Mr Mundine said the contradictory decisions in no way clarified the culpability of the officer in Mulrunji's death and raised many more doubts about due process in the case.

According to the Courier-Mail the Doomadgee family will pursue a Supreme Court review of the Director of Public Prosecutions' decision not to prosecute the Senior-Sergeant.

As more than 1,000 protesters rallied and marched in Brisbane yesterday, lawyer Andrew Boe said the family was being forced to take the step as a last resort.

Aboriginal and Torres Strait Islander Social Justice Commissioner Tom Calma added that he shared the Doomadgee family's "outrage at the failures of the Queensland authorities to provide justice".
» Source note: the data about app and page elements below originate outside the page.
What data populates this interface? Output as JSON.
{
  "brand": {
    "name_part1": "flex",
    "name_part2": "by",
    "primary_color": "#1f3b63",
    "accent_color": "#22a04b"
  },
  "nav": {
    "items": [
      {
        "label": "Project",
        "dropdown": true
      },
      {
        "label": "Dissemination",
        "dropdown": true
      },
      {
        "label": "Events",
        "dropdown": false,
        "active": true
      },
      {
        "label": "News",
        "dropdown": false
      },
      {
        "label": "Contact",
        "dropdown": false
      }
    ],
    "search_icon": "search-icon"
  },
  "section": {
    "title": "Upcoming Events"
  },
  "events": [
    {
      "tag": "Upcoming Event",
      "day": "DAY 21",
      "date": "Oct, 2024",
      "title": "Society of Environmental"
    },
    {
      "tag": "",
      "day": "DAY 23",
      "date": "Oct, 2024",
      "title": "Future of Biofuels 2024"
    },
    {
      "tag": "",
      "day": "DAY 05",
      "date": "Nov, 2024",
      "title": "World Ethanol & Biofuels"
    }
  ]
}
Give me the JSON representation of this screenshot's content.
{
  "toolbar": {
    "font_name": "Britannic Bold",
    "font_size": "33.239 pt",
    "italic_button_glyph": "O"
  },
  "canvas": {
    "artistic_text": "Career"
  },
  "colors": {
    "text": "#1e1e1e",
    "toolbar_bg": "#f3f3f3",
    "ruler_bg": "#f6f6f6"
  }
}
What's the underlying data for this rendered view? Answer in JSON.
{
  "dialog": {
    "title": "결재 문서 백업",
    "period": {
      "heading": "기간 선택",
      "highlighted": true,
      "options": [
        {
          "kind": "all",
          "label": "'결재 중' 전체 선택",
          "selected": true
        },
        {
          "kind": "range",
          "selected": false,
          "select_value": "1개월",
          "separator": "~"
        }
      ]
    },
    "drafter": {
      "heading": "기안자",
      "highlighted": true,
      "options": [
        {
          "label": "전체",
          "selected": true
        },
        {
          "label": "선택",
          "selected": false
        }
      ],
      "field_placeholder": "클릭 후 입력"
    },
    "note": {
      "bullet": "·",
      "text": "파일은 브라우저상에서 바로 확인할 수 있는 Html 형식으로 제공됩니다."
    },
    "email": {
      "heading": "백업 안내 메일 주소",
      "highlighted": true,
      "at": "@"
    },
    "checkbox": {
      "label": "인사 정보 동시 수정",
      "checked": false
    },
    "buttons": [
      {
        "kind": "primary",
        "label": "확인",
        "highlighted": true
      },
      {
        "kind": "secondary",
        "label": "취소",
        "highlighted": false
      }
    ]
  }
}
He said that Director of Public Prosecutions Leanne Clare overstepped the mark in describing Mulrunji Doomadgee's death as a "tragic accident" and was unable to deliver justice because the initial police investigation was flawed.

Mr Calma, who launched the Australian bishops' social justice statement in September, called on the "urgent" and "direct intervention" of Queensland Premier Peter Beattie.


SOURCE
Fears for indigenous

Family may cross border (Courier Mail, 21/12/06)

DPP's accident call 'not hers to make (The Australian, 21/12/06)

LINKS (not necessarily endorsed by Church Resources)
National Aboriginal and Torres Strait Islander Ecumenical Commission
National Aboriginal and Torres Strait Islander Catholic Council
Townsville diocese

ARCHIVE
Commission supports Palm Island Community (CathNews, 8/12/04)
Nun sees African-style fear in Palm Islanders (CathNews, 30/11/04)

21 Dec 2006